(Stored records)
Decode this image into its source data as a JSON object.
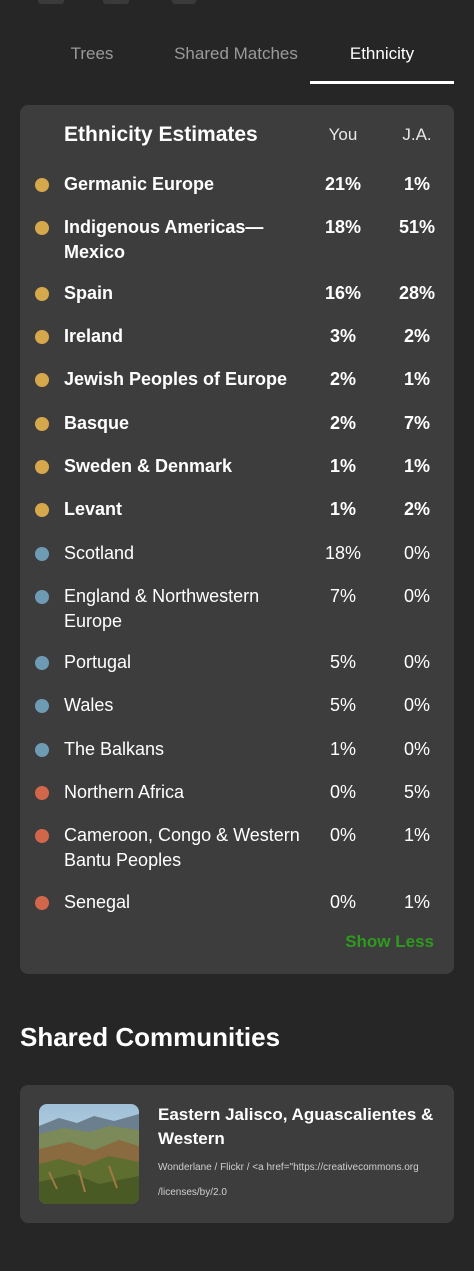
{
  "tabs": [
    {
      "label": "Trees"
    },
    {
      "label": "Shared Matches"
    },
    {
      "label": "Ethnicity"
    }
  ],
  "ethnicity": {
    "title": "Ethnicity Estimates",
    "col_you": "You",
    "col_other": "J.A.",
    "colors": {
      "gold": "#d6a84c",
      "blue": "#6e9bb4",
      "red": "#d2664b"
    },
    "rows": [
      {
        "name": "Germanic Europe",
        "you": "21%",
        "other": "1%",
        "color": "gold",
        "bold": true
      },
      {
        "name": "Indigenous Americas—Mexico",
        "you": "18%",
        "other": "51%",
        "color": "gold",
        "bold": true
      },
      {
        "name": "Spain",
        "you": "16%",
        "other": "28%",
        "color": "gold",
        "bold": true
      },
      {
        "name": "Ireland",
        "you": "3%",
        "other": "2%",
        "color": "gold",
        "bold": true
      },
      {
        "name": "Jewish Peoples of Europe",
        "you": "2%",
        "other": "1%",
        "color": "gold",
        "bold": true
      },
      {
        "name": "Basque",
        "you": "2%",
        "other": "7%",
        "color": "gold",
        "bold": true
      },
      {
        "name": "Sweden & Denmark",
        "you": "1%",
        "other": "1%",
        "color": "gold",
        "bold": true
      },
      {
        "name": "Levant",
        "you": "1%",
        "other": "2%",
        "color": "gold",
        "bold": true
      },
      {
        "name": "Scotland",
        "you": "18%",
        "other": "0%",
        "color": "blue",
        "bold": false
      },
      {
        "name": "England & Northwestern Europe",
        "you": "7%",
        "other": "0%",
        "color": "blue",
        "bold": false
      },
      {
        "name": "Portugal",
        "you": "5%",
        "other": "0%",
        "color": "blue",
        "bold": false
      },
      {
        "name": "Wales",
        "you": "5%",
        "other": "0%",
        "color": "blue",
        "bold": false
      },
      {
        "name": "The Balkans",
        "you": "1%",
        "other": "0%",
        "color": "blue",
        "bold": false
      },
      {
        "name": "Northern Africa",
        "you": "0%",
        "other": "5%",
        "color": "red",
        "bold": false
      },
      {
        "name": "Cameroon, Congo & Western Bantu Peoples",
        "you": "0%",
        "other": "1%",
        "color": "red",
        "bold": false
      },
      {
        "name": "Senegal",
        "you": "0%",
        "other": "1%",
        "color": "red",
        "bold": false
      }
    ],
    "show_less": "Show Less"
  },
  "communities": {
    "section_title": "Shared Communities",
    "card": {
      "title": "Eastern Jalisco, Aguascalientes & Western",
      "credit_line1": "Wonderlane / Flickr / <a href=\"https://creativecommons.org",
      "credit_line2": "/licenses/by/2.0",
      "image": "landscape-photo"
    }
  }
}
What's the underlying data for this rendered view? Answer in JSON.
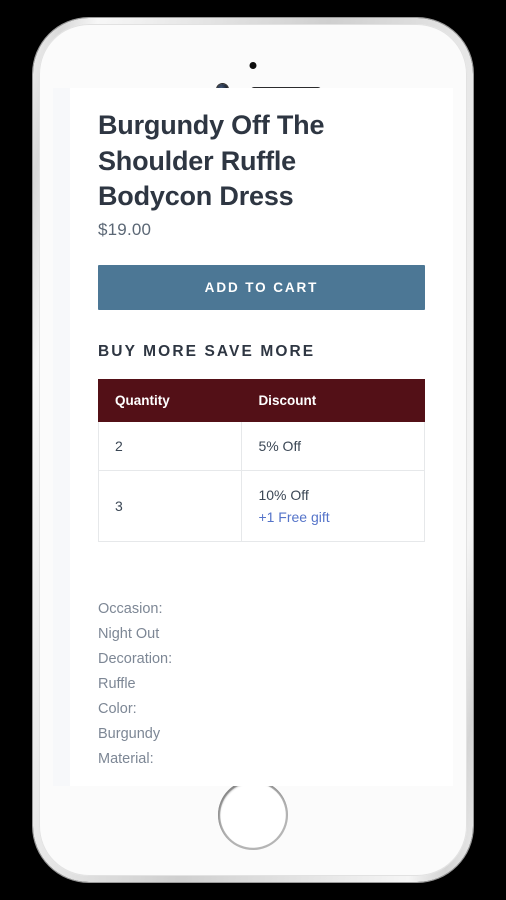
{
  "device": {
    "type": "smartphone-mockup",
    "icons": {
      "camera": "camera-lens-icon",
      "sensor": "proximity-sensor-icon",
      "speaker": "earpiece-speaker-icon",
      "home": "home-button-icon"
    }
  },
  "product": {
    "title": "Burgundy Off The Shoulder Ruffle Bodycon Dress",
    "price": "$19.00"
  },
  "actions": {
    "add_to_cart_label": "ADD TO CART"
  },
  "promo": {
    "heading": "BUY MORE SAVE MORE",
    "table": {
      "columns": [
        "Quantity",
        "Discount"
      ],
      "rows": [
        {
          "quantity": "2",
          "discount": "5% Off",
          "gift": ""
        },
        {
          "quantity": "3",
          "discount": "10% Off",
          "gift": "+1 Free gift"
        }
      ]
    }
  },
  "details": {
    "lines": [
      "Occasion:",
      "Night Out",
      "Decoration:",
      "Ruffle",
      "Color:",
      "Burgundy",
      "Material:"
    ]
  },
  "colors": {
    "accent_button": "#4c7795",
    "table_header": "#531017",
    "link": "#5574c9",
    "title_text": "#2e3642",
    "body_text": "#7d8795"
  }
}
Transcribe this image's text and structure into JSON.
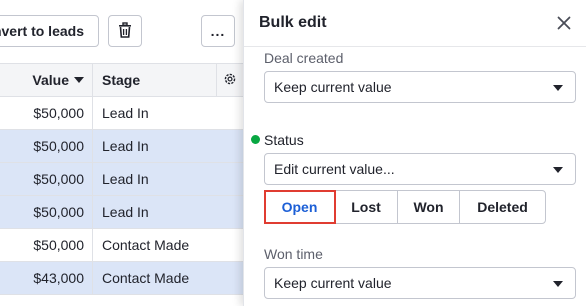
{
  "toolbar": {
    "convert_label": "Convert to leads",
    "trash_icon": "trash-icon",
    "more_label": "..."
  },
  "table": {
    "headers": {
      "value": "Value",
      "stage": "Stage"
    },
    "rows": [
      {
        "value": "$50,000",
        "stage": "Lead In",
        "selected": false
      },
      {
        "value": "$50,000",
        "stage": "Lead In",
        "selected": true
      },
      {
        "value": "$50,000",
        "stage": "Lead In",
        "selected": true
      },
      {
        "value": "$50,000",
        "stage": "Lead In",
        "selected": true
      },
      {
        "value": "$50,000",
        "stage": "Contact Made",
        "selected": false
      },
      {
        "value": "$43,000",
        "stage": "Contact Made",
        "selected": true
      }
    ]
  },
  "panel": {
    "title": "Bulk edit",
    "fields": {
      "deal_created": {
        "label": "Deal created",
        "value": "Keep current value"
      },
      "status": {
        "label": "Status",
        "value": "Edit current value...",
        "options": [
          "Open",
          "Lost",
          "Won",
          "Deleted"
        ],
        "selected": "Open"
      },
      "won_time": {
        "label": "Won time",
        "value": "Keep current value"
      }
    }
  },
  "colors": {
    "accent": "#1c5fd6",
    "selected_row": "#dbe5f7",
    "status_dot": "#08a742",
    "highlight_outline": "#e03c31"
  }
}
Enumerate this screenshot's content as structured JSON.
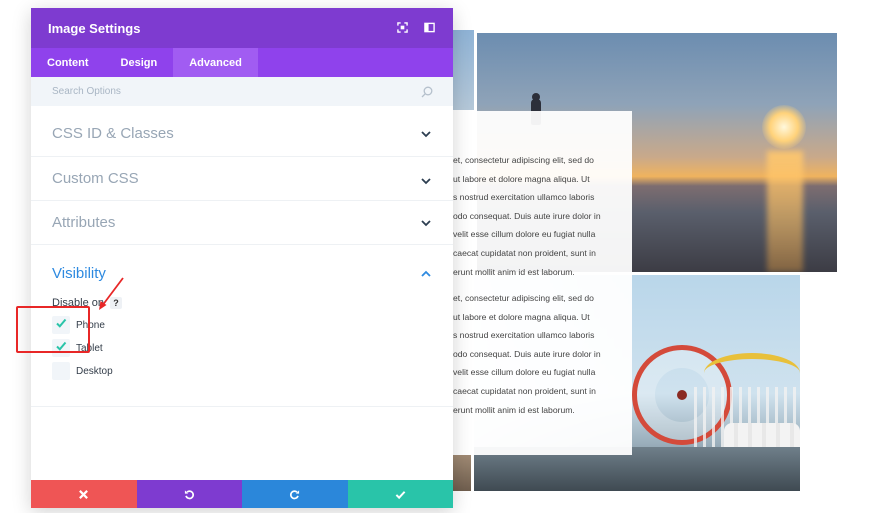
{
  "background": {
    "paragraph_lines_1": [
      "et, consectetur adipiscing elit, sed do",
      "ut labore et dolore magna aliqua. Ut",
      "s nostrud exercitation ullamco laboris",
      "odo consequat. Duis aute irure dolor in",
      "velit esse cillum dolore eu fugiat nulla",
      "caecat cupidatat non proident, sunt in",
      "erunt mollit anim id est laborum."
    ],
    "paragraph_lines_2": [
      "et, consectetur adipiscing elit, sed do",
      "ut labore et dolore magna aliqua. Ut",
      "s nostrud exercitation ullamco laboris",
      "odo consequat. Duis aute irure dolor in",
      "velit esse cillum dolore eu fugiat nulla",
      "caecat cupidatat non proident, sunt in",
      "erunt mollit anim id est laborum."
    ]
  },
  "modal": {
    "title": "Image Settings",
    "header_icons": [
      "expand-icon",
      "sidebar-toggle-icon"
    ],
    "tabs": [
      {
        "label": "Content",
        "active": false
      },
      {
        "label": "Design",
        "active": false
      },
      {
        "label": "Advanced",
        "active": true
      }
    ],
    "search": {
      "placeholder": "Search Options",
      "icon": "search-icon"
    },
    "sections": {
      "css": {
        "title": "CSS ID & Classes",
        "expanded": false
      },
      "custom_css": {
        "title": "Custom CSS",
        "expanded": false
      },
      "attributes": {
        "title": "Attributes",
        "expanded": false
      },
      "visibility": {
        "title": "Visibility",
        "expanded": true,
        "disable_on_label": "Disable on",
        "help_label": "?",
        "options": [
          {
            "label": "Phone",
            "checked": true
          },
          {
            "label": "Tablet",
            "checked": true
          },
          {
            "label": "Desktop",
            "checked": false
          }
        ]
      }
    },
    "footer_buttons": [
      "discard-icon",
      "undo-icon",
      "redo-icon",
      "save-check-icon"
    ]
  },
  "colors": {
    "header_purple": "#7e3bd0",
    "tab_purple": "#8f42ec",
    "active_tab": "#a15cf2",
    "visibility_blue": "#2e8ae0",
    "check_teal": "#29c4a9",
    "discard_red": "#ef5555",
    "redo_blue": "#2b87da",
    "annotation_red": "#e82727"
  }
}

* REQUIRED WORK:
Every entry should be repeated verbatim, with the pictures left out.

* PROBLEM SOLUTION:
Decode this image into its source data as a JSON object.
{
  "tabs": [
    {
      "label": "Trees"
    },
    {
      "label": "Shared Matches"
    },
    {
      "label": "Ethnicity"
    }
  ],
  "ethnicity": {
    "title": "Ethnicity Estimates",
    "col_you": "You",
    "col_other": "J.A.",
    "colors": {
      "gold": "#d6a84c",
      "blue": "#6e9bb4",
      "red": "#d2664b"
    },
    "rows": [
      {
        "name": "Germanic Europe",
        "you": "21%",
        "other": "1%",
        "color": "gold",
        "bold": true
      },
      {
        "name": "Indigenous Americas—Mexico",
        "you": "18%",
        "other": "51%",
        "color": "gold",
        "bold": true
      },
      {
        "name": "Spain",
        "you": "16%",
        "other": "28%",
        "color": "gold",
        "bold": true
      },
      {
        "name": "Ireland",
        "you": "3%",
        "other": "2%",
        "color": "gold",
        "bold": true
      },
      {
        "name": "Jewish Peoples of Europe",
        "you": "2%",
        "other": "1%",
        "color": "gold",
        "bold": true
      },
      {
        "name": "Basque",
        "you": "2%",
        "other": "7%",
        "color": "gold",
        "bold": true
      },
      {
        "name": "Sweden & Denmark",
        "you": "1%",
        "other": "1%",
        "color": "gold",
        "bold": true
      },
      {
        "name": "Levant",
        "you": "1%",
        "other": "2%",
        "color": "gold",
        "bold": true
      },
      {
        "name": "Scotland",
        "you": "18%",
        "other": "0%",
        "color": "blue",
        "bold": false
      },
      {
        "name": "England & Northwestern Europe",
        "you": "7%",
        "other": "0%",
        "color": "blue",
        "bold": false
      },
      {
        "name": "Portugal",
        "you": "5%",
        "other": "0%",
        "color": "blue",
        "bold": false
      },
      {
        "name": "Wales",
        "you": "5%",
        "other": "0%",
        "color": "blue",
        "bold": false
      },
      {
        "name": "The Balkans",
        "you": "1%",
        "other": "0%",
        "color": "blue",
        "bold": false
      },
      {
        "name": "Northern Africa",
        "you": "0%",
        "other": "5%",
        "color": "red",
        "bold": false
      },
      {
        "name": "Cameroon, Congo & Western Bantu Peoples",
        "you": "0%",
        "other": "1%",
        "color": "red",
        "bold": false
      },
      {
        "name": "Senegal",
        "you": "0%",
        "other": "1%",
        "color": "red",
        "bold": false
      }
    ],
    "show_less": "Show Less"
  },
  "communities": {
    "section_title": "Shared Communities",
    "card": {
      "title": "Eastern Jalisco, Aguascalientes & Western",
      "credit_line1": "Wonderlane / Flickr / <a href=\"https://creativecommons.org",
      "credit_line2": "/licenses/by/2.0",
      "image": "landscape-photo"
    }
  }
}
What's the underlying data for this rendered view? Answer in JSON.
{
  "device": {
    "type": "smartphone-mockup",
    "icons": {
      "camera": "camera-lens-icon",
      "sensor": "proximity-sensor-icon",
      "speaker": "earpiece-speaker-icon",
      "home": "home-button-icon"
    }
  },
  "product": {
    "title": "Burgundy Off The Shoulder Ruffle Bodycon Dress",
    "price": "$19.00"
  },
  "actions": {
    "add_to_cart_label": "ADD TO CART"
  },
  "promo": {
    "heading": "BUY MORE SAVE MORE",
    "table": {
      "columns": [
        "Quantity",
        "Discount"
      ],
      "rows": [
        {
          "quantity": "2",
          "discount": "5% Off",
          "gift": ""
        },
        {
          "quantity": "3",
          "discount": "10% Off",
          "gift": "+1 Free gift"
        }
      ]
    }
  },
  "details": {
    "lines": [
      "Occasion:",
      "Night Out",
      "Decoration:",
      "Ruffle",
      "Color:",
      "Burgundy",
      "Material:"
    ]
  },
  "colors": {
    "accent_button": "#4c7795",
    "table_header": "#531017",
    "link": "#5574c9",
    "title_text": "#2e3642",
    "body_text": "#7d8795"
  }
}
Transcribe this image's text and structure into JSON.
{
  "toolbar": {
    "convert_label": "Convert to leads",
    "trash_icon": "trash-icon",
    "more_label": "..."
  },
  "table": {
    "headers": {
      "value": "Value",
      "stage": "Stage"
    },
    "rows": [
      {
        "value": "$50,000",
        "stage": "Lead In",
        "selected": false
      },
      {
        "value": "$50,000",
        "stage": "Lead In",
        "selected": true
      },
      {
        "value": "$50,000",
        "stage": "Lead In",
        "selected": true
      },
      {
        "value": "$50,000",
        "stage": "Lead In",
        "selected": true
      },
      {
        "value": "$50,000",
        "stage": "Contact Made",
        "selected": false
      },
      {
        "value": "$43,000",
        "stage": "Contact Made",
        "selected": true
      }
    ]
  },
  "panel": {
    "title": "Bulk edit",
    "fields": {
      "deal_created": {
        "label": "Deal created",
        "value": "Keep current value"
      },
      "status": {
        "label": "Status",
        "value": "Edit current value...",
        "options": [
          "Open",
          "Lost",
          "Won",
          "Deleted"
        ],
        "selected": "Open"
      },
      "won_time": {
        "label": "Won time",
        "value": "Keep current value"
      }
    }
  },
  "colors": {
    "accent": "#1c5fd6",
    "selected_row": "#dbe5f7",
    "status_dot": "#08a742",
    "highlight_outline": "#e03c31"
  }
}
Enumerate this screenshot's content as structured JSON.
{
  "background": {
    "paragraph_lines_1": [
      "et, consectetur adipiscing elit, sed do",
      "ut labore et dolore magna aliqua. Ut",
      "s nostrud exercitation ullamco laboris",
      "odo consequat. Duis aute irure dolor in",
      "velit esse cillum dolore eu fugiat nulla",
      "caecat cupidatat non proident, sunt in",
      "erunt mollit anim id est laborum."
    ],
    "paragraph_lines_2": [
      "et, consectetur adipiscing elit, sed do",
      "ut labore et dolore magna aliqua. Ut",
      "s nostrud exercitation ullamco laboris",
      "odo consequat. Duis aute irure dolor in",
      "velit esse cillum dolore eu fugiat nulla",
      "caecat cupidatat non proident, sunt in",
      "erunt mollit anim id est laborum."
    ]
  },
  "modal": {
    "title": "Image Settings",
    "header_icons": [
      "expand-icon",
      "sidebar-toggle-icon"
    ],
    "tabs": [
      {
        "label": "Content",
        "active": false
      },
      {
        "label": "Design",
        "active": false
      },
      {
        "label": "Advanced",
        "active": true
      }
    ],
    "search": {
      "placeholder": "Search Options",
      "icon": "search-icon"
    },
    "sections": {
      "css": {
        "title": "CSS ID & Classes",
        "expanded": false
      },
      "custom_css": {
        "title": "Custom CSS",
        "expanded": false
      },
      "attributes": {
        "title": "Attributes",
        "expanded": false
      },
      "visibility": {
        "title": "Visibility",
        "expanded": true,
        "disable_on_label": "Disable on",
        "help_label": "?",
        "options": [
          {
            "label": "Phone",
            "checked": true
          },
          {
            "label": "Tablet",
            "checked": true
          },
          {
            "label": "Desktop",
            "checked": false
          }
        ]
      }
    },
    "footer_buttons": [
      "discard-icon",
      "undo-icon",
      "redo-icon",
      "save-check-icon"
    ]
  },
  "colors": {
    "header_purple": "#7e3bd0",
    "tab_purple": "#8f42ec",
    "active_tab": "#a15cf2",
    "visibility_blue": "#2e8ae0",
    "check_teal": "#29c4a9",
    "discard_red": "#ef5555",
    "redo_blue": "#2b87da",
    "annotation_red": "#e82727"
  }
}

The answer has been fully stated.